“Offensively, we put up a lot of numbers, put up a lot of yards but we have to capitalize in the red zone and we can’t turn the ball over when we’ve got it,” Collins said.
While the Jackets opened scoring on their first drive after Gibbs' long return – a Sims 1-yard run – the Jackets advanced the ball on their next two drives inside the UCF 15-yard line, but came away with no points. Sims lost the ball on a fumble on the second drive, and freshman kicker Jude Kelley – who had three kicks blocked last week before making the game-winner – was blocked again. (Collins called upon freshman Gavin Stewart – the brother of former Tech wide receiver Brad Stewart – to take the rest of the kicks.)
“They’ll learn from their mistakes, they will get better,” Collins said, “but the future and present is bright if guys just continue to build on the things they’ve been taught, the things the older guys are teaching them and just not let things go sideways on us in a hurry.”
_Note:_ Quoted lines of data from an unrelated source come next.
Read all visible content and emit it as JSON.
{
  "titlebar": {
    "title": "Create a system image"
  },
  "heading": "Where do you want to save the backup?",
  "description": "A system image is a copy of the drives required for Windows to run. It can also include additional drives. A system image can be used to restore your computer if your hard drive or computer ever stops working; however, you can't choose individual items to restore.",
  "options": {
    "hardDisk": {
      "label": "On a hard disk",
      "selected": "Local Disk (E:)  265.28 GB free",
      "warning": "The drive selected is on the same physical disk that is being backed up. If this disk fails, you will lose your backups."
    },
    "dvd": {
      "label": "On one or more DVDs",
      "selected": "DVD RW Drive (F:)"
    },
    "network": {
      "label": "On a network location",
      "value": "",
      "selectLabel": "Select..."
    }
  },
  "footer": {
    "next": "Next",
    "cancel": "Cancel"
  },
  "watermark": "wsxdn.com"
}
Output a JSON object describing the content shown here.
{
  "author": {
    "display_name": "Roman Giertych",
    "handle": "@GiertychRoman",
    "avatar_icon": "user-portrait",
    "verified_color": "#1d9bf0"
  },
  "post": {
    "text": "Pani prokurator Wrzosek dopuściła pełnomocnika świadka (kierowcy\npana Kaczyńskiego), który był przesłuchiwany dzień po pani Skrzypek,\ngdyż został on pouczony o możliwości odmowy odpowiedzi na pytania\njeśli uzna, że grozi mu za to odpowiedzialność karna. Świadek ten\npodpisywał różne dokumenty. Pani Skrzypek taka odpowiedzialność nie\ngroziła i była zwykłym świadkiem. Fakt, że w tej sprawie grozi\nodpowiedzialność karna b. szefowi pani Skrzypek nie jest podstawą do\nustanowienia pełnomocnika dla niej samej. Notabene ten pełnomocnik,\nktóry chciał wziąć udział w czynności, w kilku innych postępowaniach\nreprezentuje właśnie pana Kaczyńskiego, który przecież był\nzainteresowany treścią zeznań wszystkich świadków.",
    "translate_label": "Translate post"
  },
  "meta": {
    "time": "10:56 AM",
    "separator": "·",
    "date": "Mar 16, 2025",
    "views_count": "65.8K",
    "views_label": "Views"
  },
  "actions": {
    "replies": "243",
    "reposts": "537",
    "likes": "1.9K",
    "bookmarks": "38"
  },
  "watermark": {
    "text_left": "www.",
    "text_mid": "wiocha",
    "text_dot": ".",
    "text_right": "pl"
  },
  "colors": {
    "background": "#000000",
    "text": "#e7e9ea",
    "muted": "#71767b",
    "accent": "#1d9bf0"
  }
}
Coming up empty in those situations in any game is dangerous; doing so against a team against that averaged 43 points last year invited defeat. The Knights took advantage, scoring the next 28 points to take a 28-7 lead with 2:17 left in the first half on a 25-yard pass from quarterback Dillon Gabriel to Tre Dixon. At times, the Jackets appeared overmatched by the extremely fast pace that the Knights employed in racing to the next snap, a tempo that Tech players have not seen in the ACC. Collins spoke of the team “letting go of the rope” as the offense turned the ball over and the defense was unable to produce a stop.
The Jackets did create two takeaways, a fumble caused by linebacker Demetrius Knight and recovered by defensive back Avery Showell and an interception by safety Juanyeh Thomas, and also stopped the Knights on downs twice. But Tech also allowed UCF to convert 10 of 16 third downs.
“We’ve got to cause turnovers on defense and we can’t cough the ball up on offense,” linebacker David Curry said. “All respect to them, but, we could have very easily won that game, despite what the score says.”
However, after going into halftime down 28-14, the Jackets defense held the Knights (1-0) scoreless on the first five possessions of the second half, giving the offense the time and opportunity to close the margin to 28-21.
Georgia Tech's quarterback Jeff Sims (10) runs against University of Central Florida's linebacker Eriq Gilyard (10) for a touchdown. (Hyosub Shin / Hyosub.Shin@ajc.com)
Credit: HYOSUB SHIN / AJC
Credit: HYOSUB SHIN / AJC
Charlie Thomas, in the game after an injury to nickel back Kaleb Oliver, was particularly effective with three tackles for loss. The defense’s play was all the more notable given that the unit was short cornerback Tre Swilling, defensive ends Antonneous Clayton and Curtis Ryans, three would-be starters. The lack of depth on the defensive line compelled coordinator Andrew Thacker to use an alignment with three defensive linemen instead of the normal four, not a small change.
Tech scored its third touchdown on a breathtaking 33-yard touchdown run by Gibbs in which, freed by blocks from guard Jack DeFoor and tight end Jack Coco (playing because tight ends Dylan Deveney and Dylan Leonard were out), outran defensive pursuit for his second touchdown of the game. (Being without the team’s first two tight ends forced a change in the offense, too, as the Jackets almost exclusively used two backs and three wide receivers or one back and four wide receivers.)
“It was fun, getting to go back out there on the field, playing against a team with a different colored jersey," Gibbs said. “It was football.”
Down 28-21 with 13:12 left in the fourth quarter, the possibility of another double-digit rally emerged. However, UCF answered with a six-play, 75-yard touchdown drive, punctuated by a dispiriting 40-yard pass play from Dillon to wide receiver Marlon Williams, and then reached the end zone twice more.
The Knights finished with 660 yards of offense in 92 plays, 417 by pass and 243 by run. Tech has given up more yards in a game only once, 667 to Notre Dame in 1977.